====== SOURCE MATERIAL

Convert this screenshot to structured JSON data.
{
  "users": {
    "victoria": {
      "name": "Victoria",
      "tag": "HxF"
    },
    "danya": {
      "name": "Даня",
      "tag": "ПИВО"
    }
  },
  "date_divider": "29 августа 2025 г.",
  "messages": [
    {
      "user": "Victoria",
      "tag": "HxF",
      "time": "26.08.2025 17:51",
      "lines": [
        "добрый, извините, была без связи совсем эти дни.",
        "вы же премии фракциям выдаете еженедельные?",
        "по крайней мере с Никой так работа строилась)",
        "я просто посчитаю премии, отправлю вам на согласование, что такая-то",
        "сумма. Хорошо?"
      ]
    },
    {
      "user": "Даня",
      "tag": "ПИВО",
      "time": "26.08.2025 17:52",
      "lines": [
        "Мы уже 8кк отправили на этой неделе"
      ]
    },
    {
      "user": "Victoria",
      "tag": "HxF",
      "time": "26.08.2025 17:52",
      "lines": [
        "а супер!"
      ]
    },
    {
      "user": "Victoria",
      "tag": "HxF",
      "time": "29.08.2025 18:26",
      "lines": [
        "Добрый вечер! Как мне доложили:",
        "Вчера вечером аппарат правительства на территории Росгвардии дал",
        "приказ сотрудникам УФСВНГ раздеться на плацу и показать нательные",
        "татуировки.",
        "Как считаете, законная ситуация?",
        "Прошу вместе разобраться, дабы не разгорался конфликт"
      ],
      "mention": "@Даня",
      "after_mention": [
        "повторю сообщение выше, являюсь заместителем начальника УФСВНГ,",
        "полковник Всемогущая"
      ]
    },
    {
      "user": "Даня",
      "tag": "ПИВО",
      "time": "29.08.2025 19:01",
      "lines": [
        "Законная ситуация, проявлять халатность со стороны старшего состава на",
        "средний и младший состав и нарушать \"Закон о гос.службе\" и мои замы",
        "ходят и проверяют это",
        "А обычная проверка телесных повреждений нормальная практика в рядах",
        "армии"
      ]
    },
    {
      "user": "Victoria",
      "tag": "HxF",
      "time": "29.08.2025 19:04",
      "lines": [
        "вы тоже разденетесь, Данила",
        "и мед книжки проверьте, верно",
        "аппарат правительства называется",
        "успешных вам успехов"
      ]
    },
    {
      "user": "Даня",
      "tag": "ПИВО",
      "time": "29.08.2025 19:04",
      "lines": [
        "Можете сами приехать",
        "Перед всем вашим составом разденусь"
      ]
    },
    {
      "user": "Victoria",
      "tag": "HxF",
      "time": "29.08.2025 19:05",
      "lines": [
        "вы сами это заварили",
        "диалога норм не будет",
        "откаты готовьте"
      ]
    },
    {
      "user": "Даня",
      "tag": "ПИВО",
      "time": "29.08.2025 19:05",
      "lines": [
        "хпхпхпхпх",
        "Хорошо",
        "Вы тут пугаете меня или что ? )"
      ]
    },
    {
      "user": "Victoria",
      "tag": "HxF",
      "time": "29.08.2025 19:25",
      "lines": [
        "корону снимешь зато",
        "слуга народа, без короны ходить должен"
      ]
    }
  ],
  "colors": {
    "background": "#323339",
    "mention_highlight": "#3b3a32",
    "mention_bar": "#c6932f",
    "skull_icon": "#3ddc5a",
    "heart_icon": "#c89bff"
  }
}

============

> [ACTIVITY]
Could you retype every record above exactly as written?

> [THE ANSWER]
Convert this screenshot to structured JSON data.
{
  "users": {
    "victoria": {
      "name": "Victoria",
      "tag": "HxF"
    },
    "danya": {
      "name": "Даня",
      "tag": "ПИВО"
    }
  },
  "date_divider": "29 августа 2025 г.",
  "messages": [
    {
      "user": "Victoria",
      "tag": "HxF",
      "time": "26.08.2025 17:51",
      "lines": [
        "добрый, извините, была без связи совсем эти дни.",
        "вы же премии фракциям выдаете еженедельные?",
        "по крайней мере с Никой так работа строилась)",
        "я просто посчитаю премии, отправлю вам на согласование, что такая-то",
        "сумма. Хорошо?"
      ]
    },
    {
      "user": "Даня",
      "tag": "ПИВО",
      "time": "26.08.2025 17:52",
      "lines": [
        "Мы уже 8кк отправили на этой неделе"
      ]
    },
    {
      "user": "Victoria",
      "tag": "HxF",
      "time": "26.08.2025 17:52",
      "lines": [
        "а супер!"
      ]
    },
    {
      "user": "Victoria",
      "tag": "HxF",
      "time": "29.08.2025 18:26",
      "lines": [
        "Добрый вечер! Как мне доложили:",
        "Вчера вечером аппарат правительства на территории Росгвардии дал",
        "приказ сотрудникам УФСВНГ раздеться на плацу и показать нательные",
        "татуировки.",
        "Как считаете, законная ситуация?",
        "Прошу вместе разобраться, дабы не разгорался конфликт"
      ],
      "mention": "@Даня",
      "after_mention": [
        "повторю сообщение выше, являюсь заместителем начальника УФСВНГ,",
        "полковник Всемогущая"
      ]
    },
    {
      "user": "Даня",
      "tag": "ПИВО",
      "time": "29.08.2025 19:01",
      "lines": [
        "Законная ситуация, проявлять халатность со стороны старшего состава на",
        "средний и младший состав и нарушать \"Закон о гос.службе\" и мои замы",
        "ходят и проверяют это",
        "А обычная проверка телесных повреждений нормальная практика в рядах",
        "армии"
      ]
    },
    {
      "user": "Victoria",
      "tag": "HxF",
      "time": "29.08.2025 19:04",
      "lines": [
        "вы тоже разденетесь, Данила",
        "и мед книжки проверьте, верно",
        "аппарат правительства называется",
        "успешных вам успехов"
      ]
    },
    {
      "user": "Даня",
      "tag": "ПИВО",
      "time": "29.08.2025 19:04",
      "lines": [
        "Можете сами приехать",
        "Перед всем вашим составом разденусь"
      ]
    },
    {
      "user": "Victoria",
      "tag": "HxF",
      "time": "29.08.2025 19:05",
      "lines": [
        "вы сами это заварили",
        "диалога норм не будет",
        "откаты готовьте"
      ]
    },
    {
      "user": "Даня",
      "tag": "ПИВО",
      "time": "29.08.2025 19:05",
      "lines": [
        "хпхпхпхпх",
        "Хорошо",
        "Вы тут пугаете меня или что ? )"
      ]
    },
    {
      "user": "Victoria",
      "tag": "HxF",
      "time": "29.08.2025 19:25",
      "lines": [
        "корону снимешь зато",
        "слуга народа, без короны ходить должен"
      ]
    }
  ],
  "colors": {
    "background": "#323339",
    "mention_highlight": "#3b3a32",
    "mention_bar": "#c6932f",
    "skull_icon": "#3ddc5a",
    "heart_icon": "#c89bff"
  }
}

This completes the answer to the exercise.